Dave Brogan, the executive director of the New Jersey Apartment Association, recognizes the value of making those funds available and salutes the administration for finding another way to keep rent payments going rather than attempting to institute a blanket forgiveness policy.
Brogan, however, remains concerned about the future. He not only fears the collection of rent in June will be harder than May — he’s concerned too many people in the state don’t understand the relationship landlords have with their tenants and, more importantly, with the economy.

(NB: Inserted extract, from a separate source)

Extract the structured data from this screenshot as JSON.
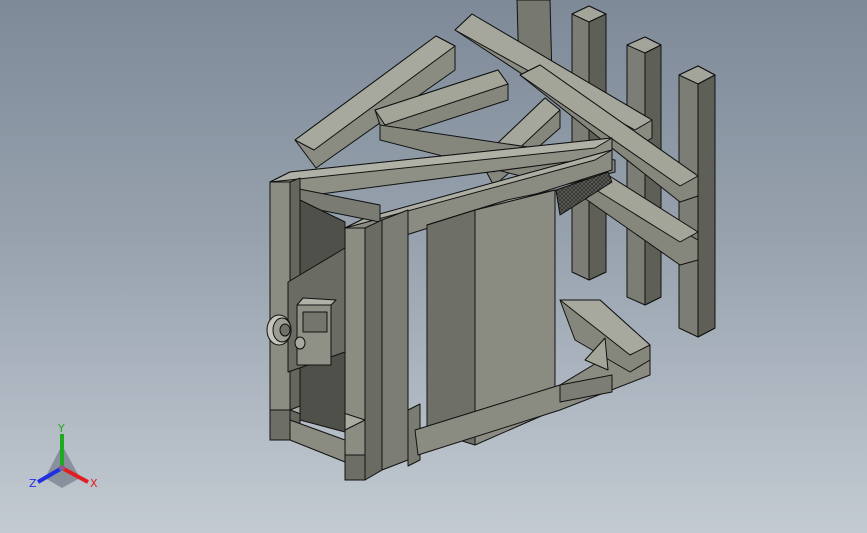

“This is not an adversarial relationship,” he said. “And, I think too many people try to make it seem that way, to fit their agenda. It’s not. In fact, for most people, it’s a transactional relationship — the tenant pays the rent and the landlord provides services. And, for some, this relationship has lasted decades.”
The bigger issue is the industry’s relationship with the economy, Brogan said.
“The multifamily ecosystem is extremely important to the state,” he said. “We are an industry that is about more than putting money in a landlord’s pocket, we’re putting money into the economy — whether it be salaries to people on staff, property taxes paid, money toward vendors and money toward those who are making repairs and renovations.
“Look at the recent storms; a lot of units needed repairs. That is money we are putting back into the economy.”
Murphy has stressed that he wants landlords to pay forward any mortgage relief they may be getting — and he has repeatedly made clear that no one can be evicted during this crisis.
Brogan said the industry agrees on both points — and agrees with the idea that no extra fees should be added at this time.
The worry is finding another solution. The security deposit ruling will only be good for one month.
Brogan said the industry was short on rent by 10-13% in April.
“The impact of COVID on April rents was not terrible,” he said. “My fear is that May is going to be worse than April, and June is going to be worse than May.”
And Brogan said it’s important to recognize that each landlord has a unique challenge — issues that could be based on factors from the number of tenants they have to the size of the bills that come with their properties.
“Some landlords are going to have more flexibility than others,” he said. “There’s no one-size-fits-all solution for this industry — or any industry. A loss of revenue of 10% has a totally different impact if you are highly leveraged.”
Brogan again called for federal assistance — something the National Apartment Association has been lobbying for and that is outlined in a state Senate bill sponsored by Senate President Steve Sweeney (D-West Deptford) and Sen. Brian Stack (D-Jersey City).
“We really need the multifamily industry to stay strong,” he said. “If property tax payments don’t get made, it can have a domino effect for municipalities. The multifamily industry is extremely important in a state where, as the governor says, we’re out of money.”
Finding a way to keep money flowing is important for the entire economy, not just landlords, Brogan said.
“I really appreciate the governor saying, ‘If you can pay rent, you should pay rent,’ because that rent revenue that comes in from people who are lucky enough not to be financially affected by COVID helps the landlord work with the people who are affected by COVID,” he said.
“Just as the impact of COVID is unique for each person, it’s unique for each landlord.”
That’s why there are no perfect solutions, Brogan said. The only good news: This should not be a long-term problem:
“This crisis will end,” he said. “It’s not like we’re just kicking the can down the road or something will be around forever.
“In these difficult times, we need to be creative in finding solutions.”
The state has done that for May. June soon will be on the clock.